Coupling, Conservation, and Performance in Numerical Simulations
- Author(s): Ding, Ounan
- Advisor(s): Schroeder, Craig
- et al.
This thesis considers three aspects of the numerical simulations, which are
coupling, conservation, and performance. We conduct a project and address
one challenge from each of these aspects.
We propose a novel penalty force to enforce contacts with accurate Coulomb
friction. The force is compatible with fully-implicit time integration and the
use of optimization-based integration. In addition to processing collisions
between deformable objects, the force can be used to couple rigid bodies to
deformable objects or the material point method. The force naturally leads to
stable stacking without drift over time, even when solvers are not run to
convergence. The force leads to an asymmetrical system, and we provide a
practical solution for handling these.
Next we present a new technique for transferring momentum and velocity between
particles and MAC grids based on the Affine-Particle-In-Cell (APIC) framework
previously developed for co-located
grids. We extend the original APIC paper and show that
the proposed transfers preserve linear and angular momentum and also satisfy
all of the original APIC properties.
Early indications in the original APIC paper suggested that APIC might be
suitable for simulating high Reynolds fluids due to favorable retention of
vortices, but these properties were not studied further. We use two
dimensional Fourier analysis to investigate dissipation in the limit $\dt=0$.
We investigate dissipation and vortex retention numerically to quantify the
effectiveness of APIC compared with other transfer algorithms.
Finally we present an efficient solver for problems typically seen in
Microfluidic ``lab on a chip'' devices are small devices that operate on small
length scales on small volumes of fluid. Designs for microfluidic chips are
generally composed of standardized and often repeated components connected by
long, thin, straight fluid channels. We propose a novel discretization
algorithm for simulating the Stokes equations on geometry with these features,
which produces sparse linear systems with many repeated matrix blocks. The
discretization is formally third order accurate for velocity and second order
accurate for pressure in the $L^\infty$ norm.
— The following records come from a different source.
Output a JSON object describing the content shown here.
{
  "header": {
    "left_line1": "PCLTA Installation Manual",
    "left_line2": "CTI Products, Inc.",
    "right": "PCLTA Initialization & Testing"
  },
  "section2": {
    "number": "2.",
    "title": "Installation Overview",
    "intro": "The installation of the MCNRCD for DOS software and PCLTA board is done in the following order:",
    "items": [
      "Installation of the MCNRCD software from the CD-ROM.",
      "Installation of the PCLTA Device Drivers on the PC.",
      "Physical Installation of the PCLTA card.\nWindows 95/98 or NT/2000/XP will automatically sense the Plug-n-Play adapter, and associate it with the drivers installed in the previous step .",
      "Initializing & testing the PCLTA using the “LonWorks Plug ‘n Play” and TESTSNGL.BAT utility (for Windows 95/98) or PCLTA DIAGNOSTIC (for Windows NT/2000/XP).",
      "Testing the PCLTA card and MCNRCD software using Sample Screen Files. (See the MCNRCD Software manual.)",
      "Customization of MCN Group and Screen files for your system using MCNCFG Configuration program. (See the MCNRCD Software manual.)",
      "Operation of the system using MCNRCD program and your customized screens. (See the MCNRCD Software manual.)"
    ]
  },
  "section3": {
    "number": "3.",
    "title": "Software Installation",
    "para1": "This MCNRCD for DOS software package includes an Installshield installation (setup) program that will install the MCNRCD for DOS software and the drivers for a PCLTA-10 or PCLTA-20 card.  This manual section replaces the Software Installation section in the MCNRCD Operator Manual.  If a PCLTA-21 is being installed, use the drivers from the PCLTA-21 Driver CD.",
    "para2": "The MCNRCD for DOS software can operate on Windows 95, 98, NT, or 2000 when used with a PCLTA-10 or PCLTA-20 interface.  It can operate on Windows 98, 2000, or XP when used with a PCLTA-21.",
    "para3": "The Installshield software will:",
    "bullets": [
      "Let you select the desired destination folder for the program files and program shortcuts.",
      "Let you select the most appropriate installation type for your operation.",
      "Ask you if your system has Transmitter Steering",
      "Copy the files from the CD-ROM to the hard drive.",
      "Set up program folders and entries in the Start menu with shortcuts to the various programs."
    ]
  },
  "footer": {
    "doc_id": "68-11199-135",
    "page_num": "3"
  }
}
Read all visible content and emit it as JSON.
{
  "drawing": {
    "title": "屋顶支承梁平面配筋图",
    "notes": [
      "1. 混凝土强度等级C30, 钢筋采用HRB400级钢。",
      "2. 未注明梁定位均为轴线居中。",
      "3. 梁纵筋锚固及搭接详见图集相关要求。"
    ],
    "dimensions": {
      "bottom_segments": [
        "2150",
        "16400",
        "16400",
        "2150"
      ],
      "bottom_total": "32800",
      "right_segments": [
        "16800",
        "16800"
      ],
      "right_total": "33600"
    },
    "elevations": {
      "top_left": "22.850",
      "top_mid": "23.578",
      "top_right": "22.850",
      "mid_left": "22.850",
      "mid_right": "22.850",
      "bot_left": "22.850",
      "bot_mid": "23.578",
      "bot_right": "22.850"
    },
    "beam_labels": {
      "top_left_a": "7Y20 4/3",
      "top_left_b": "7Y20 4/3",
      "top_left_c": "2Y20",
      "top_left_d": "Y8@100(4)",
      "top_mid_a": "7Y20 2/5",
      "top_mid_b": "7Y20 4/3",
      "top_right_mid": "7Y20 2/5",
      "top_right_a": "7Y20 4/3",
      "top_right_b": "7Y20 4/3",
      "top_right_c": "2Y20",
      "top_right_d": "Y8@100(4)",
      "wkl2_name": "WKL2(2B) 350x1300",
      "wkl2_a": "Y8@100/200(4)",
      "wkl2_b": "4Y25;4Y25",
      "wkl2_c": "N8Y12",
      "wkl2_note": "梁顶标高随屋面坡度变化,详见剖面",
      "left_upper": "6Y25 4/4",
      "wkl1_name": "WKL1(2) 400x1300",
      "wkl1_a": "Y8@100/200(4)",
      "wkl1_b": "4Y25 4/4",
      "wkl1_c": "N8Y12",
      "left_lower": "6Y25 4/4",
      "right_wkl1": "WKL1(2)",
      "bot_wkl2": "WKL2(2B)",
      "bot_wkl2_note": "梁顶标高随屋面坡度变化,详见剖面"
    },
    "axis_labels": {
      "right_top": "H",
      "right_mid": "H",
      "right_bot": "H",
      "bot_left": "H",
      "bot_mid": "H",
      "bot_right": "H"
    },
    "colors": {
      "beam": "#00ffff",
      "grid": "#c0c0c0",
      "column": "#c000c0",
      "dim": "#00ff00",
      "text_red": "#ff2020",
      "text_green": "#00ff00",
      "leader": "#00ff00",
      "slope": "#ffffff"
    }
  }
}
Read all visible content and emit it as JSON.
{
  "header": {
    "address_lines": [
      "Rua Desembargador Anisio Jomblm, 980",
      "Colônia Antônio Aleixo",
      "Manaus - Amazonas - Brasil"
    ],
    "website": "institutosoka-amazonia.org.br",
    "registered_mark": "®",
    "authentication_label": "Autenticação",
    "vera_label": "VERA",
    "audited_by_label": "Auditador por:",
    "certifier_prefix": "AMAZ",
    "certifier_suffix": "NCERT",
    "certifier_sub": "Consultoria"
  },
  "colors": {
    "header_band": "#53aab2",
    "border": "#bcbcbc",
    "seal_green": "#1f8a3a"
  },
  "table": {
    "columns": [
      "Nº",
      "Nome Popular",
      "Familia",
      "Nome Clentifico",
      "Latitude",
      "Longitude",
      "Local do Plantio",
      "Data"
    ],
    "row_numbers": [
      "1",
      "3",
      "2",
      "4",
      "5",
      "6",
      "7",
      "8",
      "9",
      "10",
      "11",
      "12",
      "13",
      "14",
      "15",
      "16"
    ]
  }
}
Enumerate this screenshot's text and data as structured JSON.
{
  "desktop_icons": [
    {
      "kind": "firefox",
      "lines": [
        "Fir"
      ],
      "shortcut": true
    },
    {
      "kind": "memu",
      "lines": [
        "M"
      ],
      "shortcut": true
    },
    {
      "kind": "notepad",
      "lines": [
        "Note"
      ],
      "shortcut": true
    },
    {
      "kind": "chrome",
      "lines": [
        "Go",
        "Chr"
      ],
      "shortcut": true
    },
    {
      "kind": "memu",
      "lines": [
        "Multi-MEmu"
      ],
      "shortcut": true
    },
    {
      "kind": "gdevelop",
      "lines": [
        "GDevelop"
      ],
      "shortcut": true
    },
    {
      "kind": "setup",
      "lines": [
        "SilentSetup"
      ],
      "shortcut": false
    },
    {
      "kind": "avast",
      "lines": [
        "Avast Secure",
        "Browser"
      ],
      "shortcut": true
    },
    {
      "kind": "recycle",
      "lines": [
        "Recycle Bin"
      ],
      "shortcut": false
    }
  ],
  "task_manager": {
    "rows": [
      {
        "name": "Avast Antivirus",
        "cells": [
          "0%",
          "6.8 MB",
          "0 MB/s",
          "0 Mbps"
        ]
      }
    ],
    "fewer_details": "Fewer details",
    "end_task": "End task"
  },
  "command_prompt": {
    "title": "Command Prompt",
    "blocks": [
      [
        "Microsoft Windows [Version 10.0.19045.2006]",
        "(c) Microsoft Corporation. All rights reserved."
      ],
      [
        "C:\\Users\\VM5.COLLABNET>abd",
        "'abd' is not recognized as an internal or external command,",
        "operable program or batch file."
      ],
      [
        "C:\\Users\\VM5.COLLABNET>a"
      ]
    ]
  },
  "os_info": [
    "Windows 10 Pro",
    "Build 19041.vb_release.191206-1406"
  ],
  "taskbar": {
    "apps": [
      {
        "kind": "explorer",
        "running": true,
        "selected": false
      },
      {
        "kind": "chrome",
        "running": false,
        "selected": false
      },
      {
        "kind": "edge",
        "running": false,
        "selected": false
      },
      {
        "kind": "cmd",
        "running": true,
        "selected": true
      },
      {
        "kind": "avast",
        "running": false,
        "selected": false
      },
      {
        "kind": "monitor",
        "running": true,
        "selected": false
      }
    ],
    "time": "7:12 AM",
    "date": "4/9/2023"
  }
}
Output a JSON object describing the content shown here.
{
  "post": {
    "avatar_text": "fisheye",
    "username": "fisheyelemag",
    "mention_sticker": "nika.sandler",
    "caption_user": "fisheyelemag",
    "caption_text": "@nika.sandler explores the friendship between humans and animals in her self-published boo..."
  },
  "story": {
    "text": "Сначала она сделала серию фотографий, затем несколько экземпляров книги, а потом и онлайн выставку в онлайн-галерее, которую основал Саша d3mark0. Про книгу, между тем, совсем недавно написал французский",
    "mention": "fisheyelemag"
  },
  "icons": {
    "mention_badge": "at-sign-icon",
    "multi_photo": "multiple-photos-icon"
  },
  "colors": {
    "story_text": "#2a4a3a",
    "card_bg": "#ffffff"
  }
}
We also propose a novel linear
system solver based on cyclic reduction, reordered sparse Gaussian elimination,
and operation caching that is designed to efficiently solve systems with
repeated matrix blocks.